YOUR GOAL
Read the entries that follow and give each one again precisely.

AVAILABLE DATA
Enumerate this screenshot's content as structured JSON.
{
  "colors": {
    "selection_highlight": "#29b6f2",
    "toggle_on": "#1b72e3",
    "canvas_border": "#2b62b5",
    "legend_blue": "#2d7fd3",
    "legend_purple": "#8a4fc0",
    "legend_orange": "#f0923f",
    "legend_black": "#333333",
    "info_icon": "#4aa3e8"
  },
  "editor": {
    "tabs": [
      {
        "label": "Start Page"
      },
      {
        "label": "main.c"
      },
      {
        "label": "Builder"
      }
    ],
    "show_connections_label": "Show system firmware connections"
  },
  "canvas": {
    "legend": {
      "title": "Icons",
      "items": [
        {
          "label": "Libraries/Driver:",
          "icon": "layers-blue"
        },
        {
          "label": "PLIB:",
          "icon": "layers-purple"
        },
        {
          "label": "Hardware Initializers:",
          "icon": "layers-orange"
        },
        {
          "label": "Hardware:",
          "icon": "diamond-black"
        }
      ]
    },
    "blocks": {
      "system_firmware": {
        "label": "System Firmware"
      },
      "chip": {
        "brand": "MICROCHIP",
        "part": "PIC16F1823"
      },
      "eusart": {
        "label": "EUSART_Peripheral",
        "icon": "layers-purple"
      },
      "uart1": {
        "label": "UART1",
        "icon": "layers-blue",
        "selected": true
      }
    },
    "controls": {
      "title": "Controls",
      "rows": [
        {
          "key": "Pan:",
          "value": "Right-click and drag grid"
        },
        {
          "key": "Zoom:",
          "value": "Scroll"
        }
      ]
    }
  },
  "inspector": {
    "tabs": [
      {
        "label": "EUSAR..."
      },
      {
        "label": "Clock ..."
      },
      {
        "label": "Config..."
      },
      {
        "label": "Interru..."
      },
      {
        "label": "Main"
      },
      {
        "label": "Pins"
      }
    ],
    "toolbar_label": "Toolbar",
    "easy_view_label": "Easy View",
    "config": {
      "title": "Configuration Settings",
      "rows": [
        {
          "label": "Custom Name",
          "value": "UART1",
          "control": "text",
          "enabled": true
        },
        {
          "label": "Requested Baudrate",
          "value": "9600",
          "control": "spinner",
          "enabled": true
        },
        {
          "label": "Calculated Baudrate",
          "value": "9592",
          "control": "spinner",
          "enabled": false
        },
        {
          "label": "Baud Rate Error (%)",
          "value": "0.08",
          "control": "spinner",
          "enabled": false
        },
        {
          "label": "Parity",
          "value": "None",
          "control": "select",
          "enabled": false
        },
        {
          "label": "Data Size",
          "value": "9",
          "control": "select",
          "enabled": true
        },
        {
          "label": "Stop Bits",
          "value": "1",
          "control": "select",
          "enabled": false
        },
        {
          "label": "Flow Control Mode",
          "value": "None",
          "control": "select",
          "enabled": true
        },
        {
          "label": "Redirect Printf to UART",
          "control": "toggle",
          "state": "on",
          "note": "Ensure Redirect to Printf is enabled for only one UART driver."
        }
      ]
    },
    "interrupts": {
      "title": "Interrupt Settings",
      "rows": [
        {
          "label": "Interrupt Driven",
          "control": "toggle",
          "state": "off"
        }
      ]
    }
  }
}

ANSWER AREA
Enumerate this screenshot's content as structured JSON.
{
  "colors": {
    "selection_highlight": "#29b6f2",
    "toggle_on": "#1b72e3",
    "canvas_border": "#2b62b5",
    "legend_blue": "#2d7fd3",
    "legend_purple": "#8a4fc0",
    "legend_orange": "#f0923f",
    "legend_black": "#333333",
    "info_icon": "#4aa3e8"
  },
  "editor": {
    "tabs": [
      {
        "label": "Start Page"
      },
      {
        "label": "main.c"
      },
      {
        "label": "Builder"
      }
    ],
    "show_connections_label": "Show system firmware connections"
  },
  "canvas": {
    "legend": {
      "title": "Icons",
      "items": [
        {
          "label": "Libraries/Driver:",
          "icon": "layers-blue"
        },
        {
          "label": "PLIB:",
          "icon": "layers-purple"
        },
        {
          "label": "Hardware Initializers:",
          "icon": "layers-orange"
        },
        {
          "label": "Hardware:",
          "icon": "diamond-black"
        }
      ]
    },
    "blocks": {
      "system_firmware": {
        "label": "System Firmware"
      },
      "chip": {
        "brand": "MICROCHIP",
        "part": "PIC16F1823"
      },
      "eusart": {
        "label": "EUSART_Peripheral",
        "icon": "layers-purple"
      },
      "uart1": {
        "label": "UART1",
        "icon": "layers-blue",
        "selected": true
      }
    },
    "controls": {
      "title": "Controls",
      "rows": [
        {
          "key": "Pan:",
          "value": "Right-click and drag grid"
        },
        {
          "key": "Zoom:",
          "value": "Scroll"
        }
      ]
    }
  },
  "inspector": {
    "tabs": [
      {
        "label": "EUSAR..."
      },
      {
        "label": "Clock ..."
      },
      {
        "label": "Config..."
      },
      {
        "label": "Interru..."
      },
      {
        "label": "Main"
      },
      {
        "label": "Pins"
      }
    ],
    "toolbar_label": "Toolbar",
    "easy_view_label": "Easy View",
    "config": {
      "title": "Configuration Settings",
      "rows": [
        {
          "label": "Custom Name",
          "value": "UART1",
          "control": "text",
          "enabled": true
        },
        {
          "label": "Requested Baudrate",
          "value": "9600",
          "control": "spinner",
          "enabled": true
        },
        {
          "label": "Calculated Baudrate",
          "value": "9592",
          "control": "spinner",
          "enabled": false
        },
        {
          "label": "Baud Rate Error (%)",
          "value": "0.08",
          "control": "spinner",
          "enabled": false
        },
        {
          "label": "Parity",
          "value": "None",
          "control": "select",
          "enabled": false
        },
        {
          "label": "Data Size",
          "value": "9",
          "control": "select",
          "enabled": true
        },
        {
          "label": "Stop Bits",
          "value": "1",
          "control": "select",
          "enabled": false
        },
        {
          "label": "Flow Control Mode",
          "value": "None",
          "control": "select",
          "enabled": true
        },
        {
          "label": "Redirect Printf to UART",
          "control": "toggle",
          "state": "on",
          "note": "Ensure Redirect to Printf is enabled for only one UART driver."
        }
      ]
    },
    "interrupts": {
      "title": "Interrupt Settings",
      "rows": [
        {
          "label": "Interrupt Driven",
          "control": "toggle",
          "state": "off"
        }
      ]
    }
  }
}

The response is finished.